}

Make sure the service is up and running.

Now, you can run the .bal file containing the main function that invokes the service.

$ ballerina run hello_client.bal

This would produce the following output.

Hello Ballerina!

Similarly, you can use a Ballerina HTTP client to interact with any HTTP service.

Now, let’s look at a simple HTTP client that retrieves sunrise/sunset time details for Colombo.

Create a client with the relevant endpoint URL as follows.

http:Client sunriseApi = new("http://api.sunrise-sunset.org");

As the next step, add the below code to do a GET request to the sunrise-sunset backend.

http:Response sunriseResp = check sunriseApi->get("/json?lat=6.9349969&lng=79.8538463");

Now, add the below code snippet to retrieve the payload and print it.
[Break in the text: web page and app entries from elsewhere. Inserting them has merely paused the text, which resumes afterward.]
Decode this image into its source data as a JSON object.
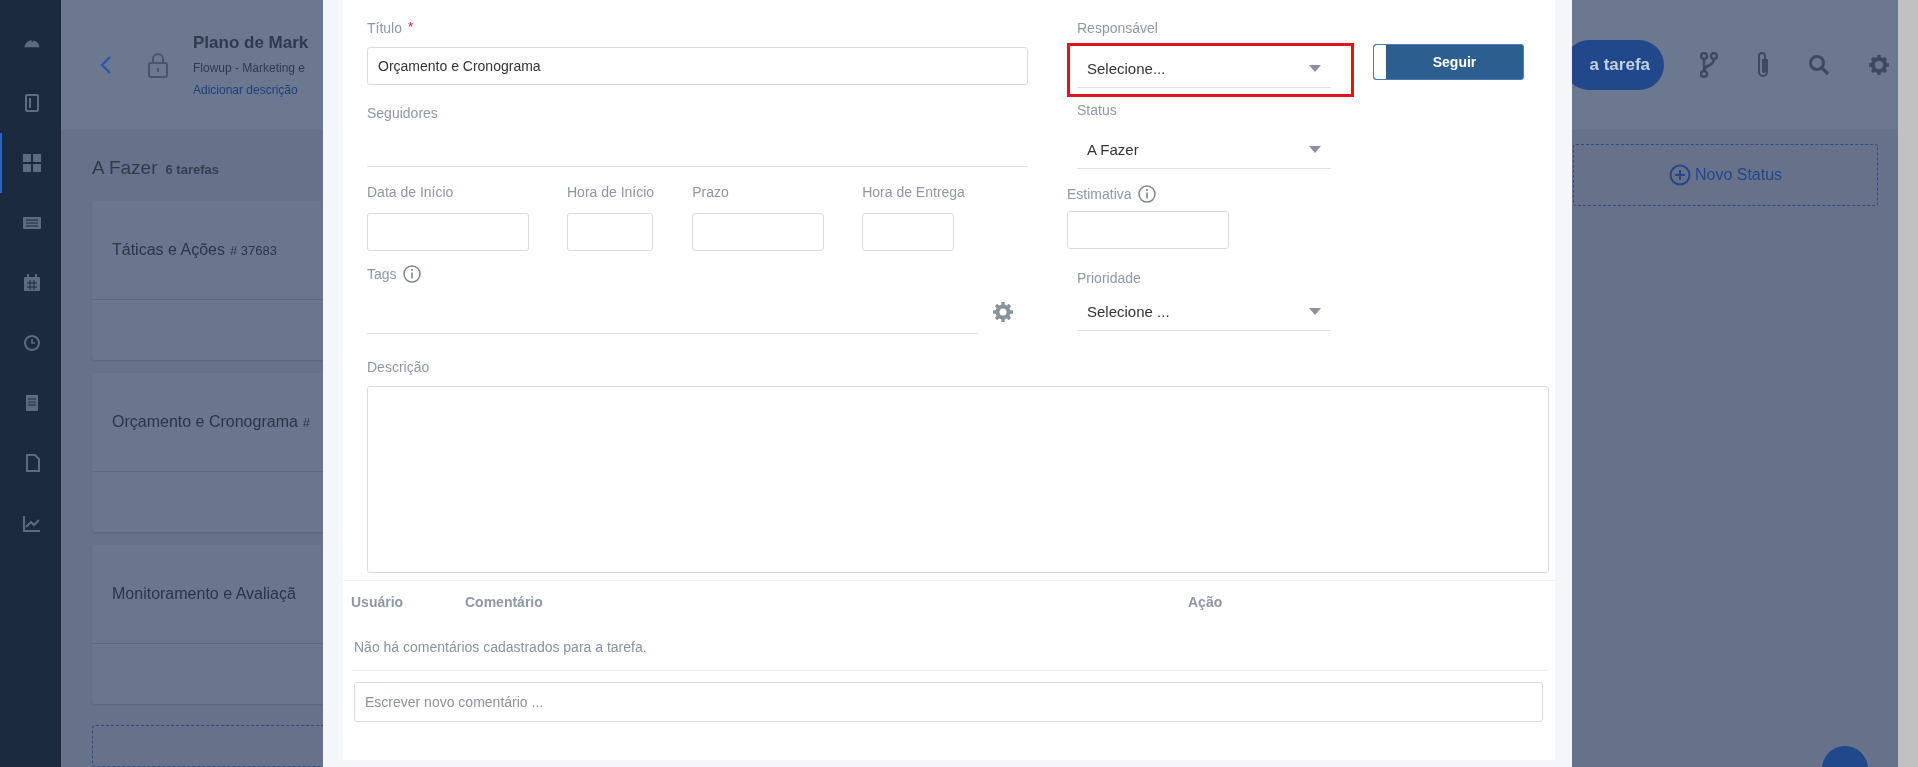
{
  "sidebar": {
    "items": [
      {
        "selected": false
      },
      {
        "selected": false
      },
      {
        "selected": true
      },
      {
        "selected": false
      },
      {
        "selected": false
      },
      {
        "selected": false
      },
      {
        "selected": false
      },
      {
        "selected": false
      },
      {
        "selected": false
      }
    ]
  },
  "project": {
    "title": "Plano de Mark",
    "subtitle": "Flowup - Marketing e",
    "add_description_link": "Adicionar descrição"
  },
  "header": {
    "new_task_button": "a tarefa"
  },
  "board": {
    "column": {
      "title": "A Fazer",
      "count": "6 tarefas",
      "cards": [
        {
          "title": "Táticas e Ações",
          "number": "# 37683"
        },
        {
          "title": "Orçamento e Cronograma",
          "number": "#"
        },
        {
          "title": "Monitoramento e Avaliaçã"
        }
      ]
    },
    "new_status_button": "Novo Status"
  },
  "modal": {
    "title_field": {
      "label": "Título",
      "required_mark": "*",
      "value": "Orçamento e Cronograma"
    },
    "followers": {
      "label": "Seguidores"
    },
    "dates": [
      {
        "label": "Data de Início"
      },
      {
        "label": "Hora de Início"
      },
      {
        "label": "Prazo"
      },
      {
        "label": "Hora de Entrega"
      }
    ],
    "tags": {
      "label": "Tags"
    },
    "responsible": {
      "label": "Responsável",
      "value": "Selecione...",
      "highlighted": true
    },
    "follow_button": "Seguir",
    "status": {
      "label": "Status",
      "value": "A Fazer"
    },
    "estimate": {
      "label": "Estimativa"
    },
    "priority": {
      "label": "Prioridade",
      "value": "Selecione ..."
    },
    "description": {
      "label": "Descrição"
    },
    "comments": {
      "columns": [
        "Usuário",
        "Comentário",
        "Ação"
      ],
      "empty_message": "Não há comentários cadastrados para a tarefa.",
      "new_comment": {
        "placeholder": "Escrever novo comentário ..."
      }
    }
  }
}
json sunrisePayload = check sunriseResp.getJsonPayload();
io:println(sunrisePayload);

The complete source code should look similar to the following:

import ballerina/http;
import ballerina/io;

public function main() returns @tainted error? {
    http:Client sunriseApi = new("http://api.sunrise-sunset.org");
    http:Response sunriseResp = check sunriseApi->get("/json?lat=6.9349969&lng=79.8538463");
    json sunrisePayload = check sunriseResp.getJsonPayload();
    io:println(sunrisePayload);
}

Now, you can invoke the service using this client by running the following command.

$ ballerina run sunrise_client.bal

This should print out the sunrise/sunset details.

What’s Next?

Now, that you have taken Ballerina around for a quick tour, you can explore Ballerina more.

  • Go through the Ballerina by Examples to learn Ballerina incrementally with commented examples that cover every nuance of the syntax.
  • Star the Ballerina GitHub repo and show appreciation to the Ballerina maintainers for their work. Also, watch the repo to keep track of Ballerina issues.

"Star"

"Watch"